Work task
Copy out each line of the data that holds the word "with".
Data for the task below:
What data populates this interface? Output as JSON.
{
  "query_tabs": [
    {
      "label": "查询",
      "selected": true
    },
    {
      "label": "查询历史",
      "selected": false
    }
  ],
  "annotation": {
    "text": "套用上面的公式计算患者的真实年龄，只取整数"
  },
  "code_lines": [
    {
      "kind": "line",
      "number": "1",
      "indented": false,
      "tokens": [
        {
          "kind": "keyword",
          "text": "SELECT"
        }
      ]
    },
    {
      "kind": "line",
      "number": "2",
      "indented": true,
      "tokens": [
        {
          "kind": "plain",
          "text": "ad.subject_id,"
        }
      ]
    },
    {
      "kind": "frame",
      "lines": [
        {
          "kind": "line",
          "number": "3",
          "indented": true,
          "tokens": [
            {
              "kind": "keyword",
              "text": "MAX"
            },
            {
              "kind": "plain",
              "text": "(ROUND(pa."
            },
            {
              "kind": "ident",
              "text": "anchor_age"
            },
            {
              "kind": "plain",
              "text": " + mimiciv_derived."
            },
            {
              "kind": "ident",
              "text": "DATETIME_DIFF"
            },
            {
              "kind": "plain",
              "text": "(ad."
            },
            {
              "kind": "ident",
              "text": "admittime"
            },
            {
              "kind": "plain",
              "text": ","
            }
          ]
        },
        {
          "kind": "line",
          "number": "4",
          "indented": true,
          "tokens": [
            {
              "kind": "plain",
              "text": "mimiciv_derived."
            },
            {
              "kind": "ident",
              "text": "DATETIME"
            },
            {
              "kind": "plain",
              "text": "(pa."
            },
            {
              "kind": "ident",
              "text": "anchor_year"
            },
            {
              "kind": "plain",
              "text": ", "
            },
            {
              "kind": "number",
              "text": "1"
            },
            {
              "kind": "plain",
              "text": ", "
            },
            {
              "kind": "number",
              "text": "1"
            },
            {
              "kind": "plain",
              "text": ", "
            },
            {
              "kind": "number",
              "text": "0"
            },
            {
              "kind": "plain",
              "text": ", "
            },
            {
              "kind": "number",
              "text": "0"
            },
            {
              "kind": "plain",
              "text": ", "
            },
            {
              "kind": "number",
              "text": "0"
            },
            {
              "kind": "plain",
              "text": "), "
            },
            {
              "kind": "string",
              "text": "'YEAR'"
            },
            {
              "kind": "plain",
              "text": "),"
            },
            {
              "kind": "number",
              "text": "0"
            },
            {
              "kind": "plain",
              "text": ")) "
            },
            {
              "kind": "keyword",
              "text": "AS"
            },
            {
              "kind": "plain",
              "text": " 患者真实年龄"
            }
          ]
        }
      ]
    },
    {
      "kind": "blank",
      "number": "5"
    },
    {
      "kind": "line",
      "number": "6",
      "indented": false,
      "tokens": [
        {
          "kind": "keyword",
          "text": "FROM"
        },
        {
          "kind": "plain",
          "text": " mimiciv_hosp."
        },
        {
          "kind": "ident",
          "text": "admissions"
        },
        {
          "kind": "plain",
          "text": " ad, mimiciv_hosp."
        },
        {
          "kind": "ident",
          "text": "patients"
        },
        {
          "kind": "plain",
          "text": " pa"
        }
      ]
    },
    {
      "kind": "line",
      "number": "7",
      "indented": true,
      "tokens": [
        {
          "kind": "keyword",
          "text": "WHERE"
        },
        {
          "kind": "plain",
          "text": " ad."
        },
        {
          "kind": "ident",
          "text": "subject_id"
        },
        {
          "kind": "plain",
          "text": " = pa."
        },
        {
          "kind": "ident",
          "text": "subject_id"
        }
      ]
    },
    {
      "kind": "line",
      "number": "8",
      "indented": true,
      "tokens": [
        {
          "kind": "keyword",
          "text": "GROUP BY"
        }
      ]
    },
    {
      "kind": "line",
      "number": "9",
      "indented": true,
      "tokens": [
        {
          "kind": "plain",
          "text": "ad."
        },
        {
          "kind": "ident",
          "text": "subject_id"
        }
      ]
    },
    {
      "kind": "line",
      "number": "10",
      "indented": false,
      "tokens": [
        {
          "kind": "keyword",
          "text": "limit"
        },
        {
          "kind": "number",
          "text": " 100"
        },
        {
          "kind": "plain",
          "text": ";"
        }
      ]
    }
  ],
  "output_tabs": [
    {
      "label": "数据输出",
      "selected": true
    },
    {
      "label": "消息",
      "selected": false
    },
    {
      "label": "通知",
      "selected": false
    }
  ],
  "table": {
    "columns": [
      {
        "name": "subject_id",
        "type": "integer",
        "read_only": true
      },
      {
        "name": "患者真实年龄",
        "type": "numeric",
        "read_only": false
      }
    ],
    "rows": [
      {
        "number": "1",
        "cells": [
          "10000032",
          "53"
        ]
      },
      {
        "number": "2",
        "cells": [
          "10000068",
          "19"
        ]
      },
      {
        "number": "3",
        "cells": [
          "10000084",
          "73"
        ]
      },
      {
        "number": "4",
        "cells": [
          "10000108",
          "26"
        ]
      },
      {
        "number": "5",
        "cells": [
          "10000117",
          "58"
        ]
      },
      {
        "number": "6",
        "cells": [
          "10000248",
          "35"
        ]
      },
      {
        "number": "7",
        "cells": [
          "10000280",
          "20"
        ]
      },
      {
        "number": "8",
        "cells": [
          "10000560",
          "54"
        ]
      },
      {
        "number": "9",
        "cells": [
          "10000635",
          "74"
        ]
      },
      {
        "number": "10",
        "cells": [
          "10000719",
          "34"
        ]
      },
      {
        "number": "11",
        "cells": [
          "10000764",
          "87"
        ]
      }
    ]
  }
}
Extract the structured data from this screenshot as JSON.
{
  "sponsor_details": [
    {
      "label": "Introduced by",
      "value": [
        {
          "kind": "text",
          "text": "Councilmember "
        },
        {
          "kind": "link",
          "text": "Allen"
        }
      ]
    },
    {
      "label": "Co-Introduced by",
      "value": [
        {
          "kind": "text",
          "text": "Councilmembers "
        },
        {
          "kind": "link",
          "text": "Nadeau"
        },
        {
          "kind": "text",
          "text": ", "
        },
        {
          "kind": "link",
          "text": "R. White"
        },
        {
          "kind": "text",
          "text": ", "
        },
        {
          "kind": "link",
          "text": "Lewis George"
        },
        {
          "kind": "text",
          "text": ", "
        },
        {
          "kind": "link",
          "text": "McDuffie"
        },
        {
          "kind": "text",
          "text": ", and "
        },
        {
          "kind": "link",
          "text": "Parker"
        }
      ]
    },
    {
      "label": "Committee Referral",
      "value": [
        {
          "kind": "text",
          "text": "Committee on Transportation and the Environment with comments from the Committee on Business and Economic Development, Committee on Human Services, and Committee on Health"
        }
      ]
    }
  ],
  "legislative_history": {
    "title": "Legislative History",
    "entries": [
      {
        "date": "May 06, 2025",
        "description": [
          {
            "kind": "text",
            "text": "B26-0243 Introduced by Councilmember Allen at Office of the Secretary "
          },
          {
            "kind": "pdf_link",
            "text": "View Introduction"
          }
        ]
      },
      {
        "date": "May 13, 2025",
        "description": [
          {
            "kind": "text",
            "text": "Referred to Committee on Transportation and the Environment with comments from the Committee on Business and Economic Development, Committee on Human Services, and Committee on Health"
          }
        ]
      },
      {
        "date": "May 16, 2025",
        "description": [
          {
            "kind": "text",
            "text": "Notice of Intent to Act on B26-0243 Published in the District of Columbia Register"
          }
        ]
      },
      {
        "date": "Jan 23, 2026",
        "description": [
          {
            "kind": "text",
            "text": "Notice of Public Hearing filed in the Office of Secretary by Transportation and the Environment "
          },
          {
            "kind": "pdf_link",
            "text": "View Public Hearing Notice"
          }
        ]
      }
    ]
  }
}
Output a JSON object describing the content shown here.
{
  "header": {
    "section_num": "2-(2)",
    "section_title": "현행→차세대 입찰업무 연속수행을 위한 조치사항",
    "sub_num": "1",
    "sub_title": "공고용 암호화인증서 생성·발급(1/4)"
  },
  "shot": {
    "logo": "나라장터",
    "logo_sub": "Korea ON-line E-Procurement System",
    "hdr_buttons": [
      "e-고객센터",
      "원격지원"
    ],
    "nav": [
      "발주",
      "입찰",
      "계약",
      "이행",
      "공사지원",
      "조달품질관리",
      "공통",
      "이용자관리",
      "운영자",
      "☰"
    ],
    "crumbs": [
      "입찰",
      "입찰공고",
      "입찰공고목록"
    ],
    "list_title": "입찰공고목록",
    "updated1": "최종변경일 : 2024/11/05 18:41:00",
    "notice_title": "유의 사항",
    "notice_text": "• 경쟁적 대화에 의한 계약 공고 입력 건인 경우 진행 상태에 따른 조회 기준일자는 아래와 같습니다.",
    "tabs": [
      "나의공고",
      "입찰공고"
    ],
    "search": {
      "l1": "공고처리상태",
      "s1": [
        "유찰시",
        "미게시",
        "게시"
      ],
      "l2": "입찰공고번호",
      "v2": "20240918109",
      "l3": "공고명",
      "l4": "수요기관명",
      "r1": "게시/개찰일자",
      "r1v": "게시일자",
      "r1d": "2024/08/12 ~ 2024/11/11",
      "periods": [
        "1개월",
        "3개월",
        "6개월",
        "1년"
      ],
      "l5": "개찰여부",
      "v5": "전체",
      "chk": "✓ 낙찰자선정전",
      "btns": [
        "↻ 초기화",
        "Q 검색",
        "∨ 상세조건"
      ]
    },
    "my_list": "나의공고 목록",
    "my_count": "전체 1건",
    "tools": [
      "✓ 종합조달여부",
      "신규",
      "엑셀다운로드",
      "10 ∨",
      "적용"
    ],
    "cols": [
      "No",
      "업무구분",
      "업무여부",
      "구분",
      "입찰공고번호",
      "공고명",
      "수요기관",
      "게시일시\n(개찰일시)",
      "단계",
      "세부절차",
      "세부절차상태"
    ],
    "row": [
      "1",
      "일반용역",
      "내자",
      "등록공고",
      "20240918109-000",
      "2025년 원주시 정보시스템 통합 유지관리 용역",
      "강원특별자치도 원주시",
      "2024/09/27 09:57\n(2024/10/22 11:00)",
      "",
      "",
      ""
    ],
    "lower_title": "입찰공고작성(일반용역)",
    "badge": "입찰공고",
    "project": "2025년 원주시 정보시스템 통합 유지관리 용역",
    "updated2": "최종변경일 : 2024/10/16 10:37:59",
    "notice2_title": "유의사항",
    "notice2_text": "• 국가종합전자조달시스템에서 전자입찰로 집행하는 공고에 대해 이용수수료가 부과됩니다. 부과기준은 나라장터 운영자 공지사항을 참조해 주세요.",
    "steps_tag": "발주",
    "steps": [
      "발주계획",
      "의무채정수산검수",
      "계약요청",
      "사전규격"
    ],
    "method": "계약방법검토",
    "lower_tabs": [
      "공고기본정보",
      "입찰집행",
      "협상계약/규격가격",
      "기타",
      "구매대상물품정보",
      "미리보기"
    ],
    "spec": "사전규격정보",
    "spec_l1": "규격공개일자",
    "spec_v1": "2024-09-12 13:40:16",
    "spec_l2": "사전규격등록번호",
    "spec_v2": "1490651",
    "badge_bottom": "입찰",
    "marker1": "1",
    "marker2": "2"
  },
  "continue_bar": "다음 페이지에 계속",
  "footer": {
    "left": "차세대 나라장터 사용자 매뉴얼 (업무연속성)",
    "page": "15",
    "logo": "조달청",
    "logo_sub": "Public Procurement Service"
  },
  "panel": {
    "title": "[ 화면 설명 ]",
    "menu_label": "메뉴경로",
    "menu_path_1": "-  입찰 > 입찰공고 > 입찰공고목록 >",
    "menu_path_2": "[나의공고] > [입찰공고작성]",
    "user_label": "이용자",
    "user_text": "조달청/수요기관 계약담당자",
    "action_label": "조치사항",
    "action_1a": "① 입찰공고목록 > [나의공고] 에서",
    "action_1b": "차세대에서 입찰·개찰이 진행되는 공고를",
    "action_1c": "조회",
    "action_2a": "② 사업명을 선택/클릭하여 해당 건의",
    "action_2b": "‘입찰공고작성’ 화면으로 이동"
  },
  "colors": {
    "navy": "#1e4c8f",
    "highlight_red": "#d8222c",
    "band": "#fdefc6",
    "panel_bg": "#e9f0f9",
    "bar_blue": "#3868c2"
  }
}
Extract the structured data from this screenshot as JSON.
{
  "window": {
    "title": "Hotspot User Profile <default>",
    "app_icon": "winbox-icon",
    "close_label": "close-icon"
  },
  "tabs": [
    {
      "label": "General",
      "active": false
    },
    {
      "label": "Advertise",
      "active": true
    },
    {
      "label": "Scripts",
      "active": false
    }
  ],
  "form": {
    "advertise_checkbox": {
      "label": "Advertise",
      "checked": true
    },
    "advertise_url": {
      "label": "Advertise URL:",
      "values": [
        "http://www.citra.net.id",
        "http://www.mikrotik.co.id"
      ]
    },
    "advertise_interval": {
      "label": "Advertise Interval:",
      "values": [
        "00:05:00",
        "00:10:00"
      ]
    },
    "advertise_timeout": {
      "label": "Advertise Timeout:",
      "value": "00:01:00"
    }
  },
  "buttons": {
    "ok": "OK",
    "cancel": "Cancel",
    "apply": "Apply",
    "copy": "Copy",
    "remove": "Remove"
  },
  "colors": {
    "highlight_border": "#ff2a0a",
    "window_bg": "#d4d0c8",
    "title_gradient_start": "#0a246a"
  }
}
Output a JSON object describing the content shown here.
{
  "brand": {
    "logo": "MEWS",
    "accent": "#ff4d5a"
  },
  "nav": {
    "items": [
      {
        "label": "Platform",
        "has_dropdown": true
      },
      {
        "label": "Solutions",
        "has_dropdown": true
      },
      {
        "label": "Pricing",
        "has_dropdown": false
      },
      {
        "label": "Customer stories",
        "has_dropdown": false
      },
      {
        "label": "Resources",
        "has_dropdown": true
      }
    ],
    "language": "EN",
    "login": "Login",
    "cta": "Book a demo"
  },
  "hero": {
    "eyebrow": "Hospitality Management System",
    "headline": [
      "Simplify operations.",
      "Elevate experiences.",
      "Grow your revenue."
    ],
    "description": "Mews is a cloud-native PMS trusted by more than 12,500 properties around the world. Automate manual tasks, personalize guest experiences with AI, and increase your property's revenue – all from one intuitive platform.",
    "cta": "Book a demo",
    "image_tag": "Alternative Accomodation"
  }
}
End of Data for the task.
Your solution
          "text": "Committee on Transportation and the Environment with comments from the Committee on Business and Economic Development, Committee on Human Services, and Committee on Health"
            "text": "Referred to Committee on Transportation and the Environment with comments from the Committee on Business and Economic Development, Committee on Human Services, and Committee on Health"
    "description": "Mews is a cloud-native PMS trusted by more than 12,500 properties around the world. Automate manual tasks, personalize guest experiences with AI, and increase your property's revenue – all from one intuitive platform.",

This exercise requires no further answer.